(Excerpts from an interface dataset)
____________________

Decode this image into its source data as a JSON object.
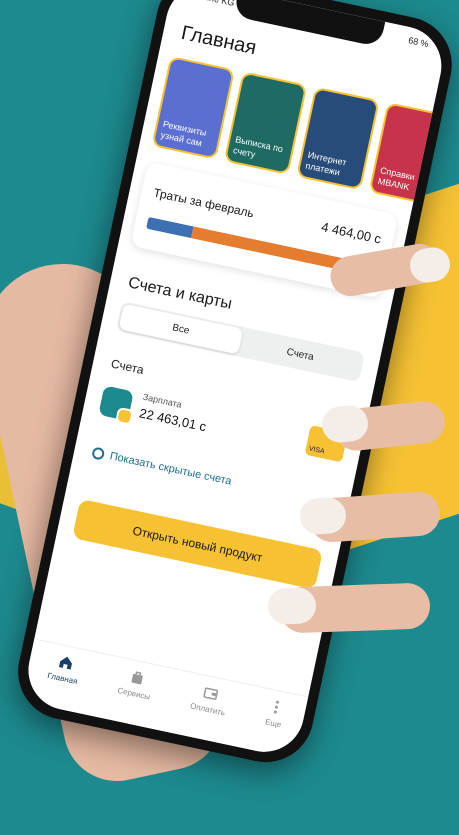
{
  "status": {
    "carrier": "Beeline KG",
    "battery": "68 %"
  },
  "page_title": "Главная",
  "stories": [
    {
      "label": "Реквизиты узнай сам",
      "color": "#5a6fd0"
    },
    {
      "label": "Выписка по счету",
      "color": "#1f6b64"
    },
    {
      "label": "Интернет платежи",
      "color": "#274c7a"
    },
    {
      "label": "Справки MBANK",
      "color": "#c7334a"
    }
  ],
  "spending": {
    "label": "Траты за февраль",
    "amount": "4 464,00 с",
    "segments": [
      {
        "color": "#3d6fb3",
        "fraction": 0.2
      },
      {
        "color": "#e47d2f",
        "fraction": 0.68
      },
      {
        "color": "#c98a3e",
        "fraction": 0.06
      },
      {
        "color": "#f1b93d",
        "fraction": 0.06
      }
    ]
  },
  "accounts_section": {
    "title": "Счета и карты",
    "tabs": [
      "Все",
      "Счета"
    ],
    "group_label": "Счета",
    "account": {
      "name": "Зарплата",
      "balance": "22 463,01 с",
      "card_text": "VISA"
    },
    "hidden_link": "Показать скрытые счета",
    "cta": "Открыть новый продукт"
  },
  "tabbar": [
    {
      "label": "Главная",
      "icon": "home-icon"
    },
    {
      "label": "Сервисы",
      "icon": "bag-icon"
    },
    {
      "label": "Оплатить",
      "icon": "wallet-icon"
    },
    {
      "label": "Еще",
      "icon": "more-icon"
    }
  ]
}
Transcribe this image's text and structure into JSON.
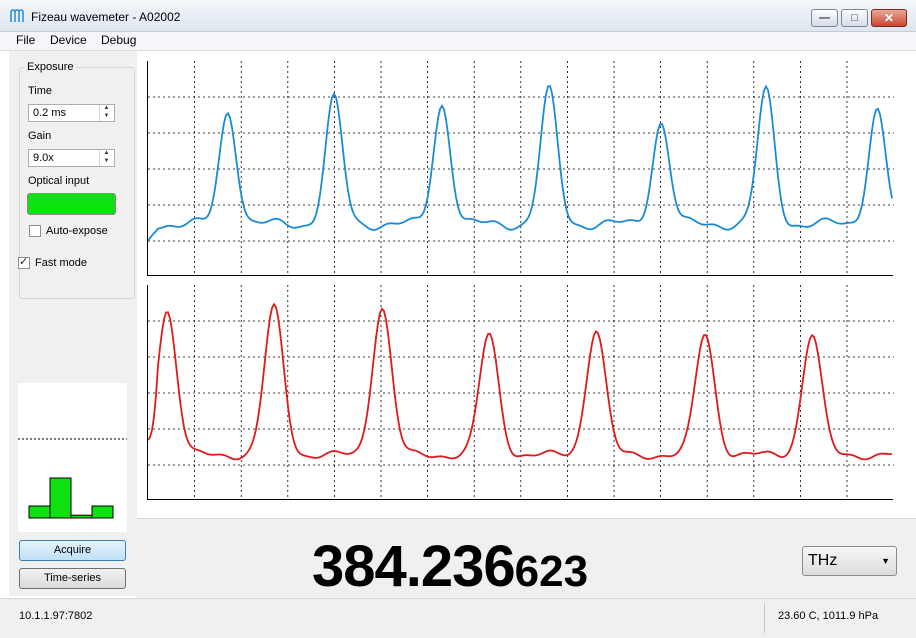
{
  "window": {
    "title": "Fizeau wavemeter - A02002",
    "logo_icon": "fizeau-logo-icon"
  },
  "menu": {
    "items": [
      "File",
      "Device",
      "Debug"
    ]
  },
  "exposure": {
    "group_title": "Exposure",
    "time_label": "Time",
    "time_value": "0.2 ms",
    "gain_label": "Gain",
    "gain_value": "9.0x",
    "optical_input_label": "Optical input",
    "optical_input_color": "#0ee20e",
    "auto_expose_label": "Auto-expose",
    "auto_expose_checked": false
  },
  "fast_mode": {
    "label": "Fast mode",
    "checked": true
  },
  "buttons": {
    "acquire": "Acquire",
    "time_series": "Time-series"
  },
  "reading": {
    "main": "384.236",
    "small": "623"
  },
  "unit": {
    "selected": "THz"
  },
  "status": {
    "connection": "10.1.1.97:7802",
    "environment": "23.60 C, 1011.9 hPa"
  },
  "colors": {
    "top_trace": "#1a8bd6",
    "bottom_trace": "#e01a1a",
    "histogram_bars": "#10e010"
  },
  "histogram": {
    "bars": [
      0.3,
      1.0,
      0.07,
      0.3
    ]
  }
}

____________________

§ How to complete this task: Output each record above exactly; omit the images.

§ Task solution:
Decode this image into its source data as a JSON object.
{
  "status": {
    "carrier": "Beeline KG",
    "battery": "68 %"
  },
  "page_title": "Главная",
  "stories": [
    {
      "label": "Реквизиты узнай сам",
      "color": "#5a6fd0"
    },
    {
      "label": "Выписка по счету",
      "color": "#1f6b64"
    },
    {
      "label": "Интернет платежи",
      "color": "#274c7a"
    },
    {
      "label": "Справки MBANK",
      "color": "#c7334a"
    }
  ],
  "spending": {
    "label": "Траты за февраль",
    "amount": "4 464,00 с",
    "segments": [
      {
        "color": "#3d6fb3",
        "fraction": 0.2
      },
      {
        "color": "#e47d2f",
        "fraction": 0.68
      },
      {
        "color": "#c98a3e",
        "fraction": 0.06
      },
      {
        "color": "#f1b93d",
        "fraction": 0.06
      }
    ]
  },
  "accounts_section": {
    "title": "Счета и карты",
    "tabs": [
      "Все",
      "Счета"
    ],
    "group_label": "Счета",
    "account": {
      "name": "Зарплата",
      "balance": "22 463,01 с",
      "card_text": "VISA"
    },
    "hidden_link": "Показать скрытые счета",
    "cta": "Открыть новый продукт"
  },
  "tabbar": [
    {
      "label": "Главная",
      "icon": "home-icon"
    },
    {
      "label": "Сервисы",
      "icon": "bag-icon"
    },
    {
      "label": "Оплатить",
      "icon": "wallet-icon"
    },
    {
      "label": "Еще",
      "icon": "more-icon"
    }
  ]
}
Transcribe this image's text and structure into JSON.
{
  "window": {
    "title": "Fizeau wavemeter - A02002",
    "logo_icon": "fizeau-logo-icon"
  },
  "menu": {
    "items": [
      "File",
      "Device",
      "Debug"
    ]
  },
  "exposure": {
    "group_title": "Exposure",
    "time_label": "Time",
    "time_value": "0.2 ms",
    "gain_label": "Gain",
    "gain_value": "9.0x",
    "optical_input_label": "Optical input",
    "optical_input_color": "#0ee20e",
    "auto_expose_label": "Auto-expose",
    "auto_expose_checked": false
  },
  "fast_mode": {
    "label": "Fast mode",
    "checked": true
  },
  "buttons": {
    "acquire": "Acquire",
    "time_series": "Time-series"
  },
  "reading": {
    "main": "384.236",
    "small": "623"
  },
  "unit": {
    "selected": "THz"
  },
  "status": {
    "connection": "10.1.1.97:7802",
    "environment": "23.60 C, 1011.9 hPa"
  },
  "colors": {
    "top_trace": "#1a8bd6",
    "bottom_trace": "#e01a1a",
    "histogram_bars": "#10e010"
  },
  "histogram": {
    "bars": [
      0.3,
      1.0,
      0.07,
      0.3
    ]
  }
}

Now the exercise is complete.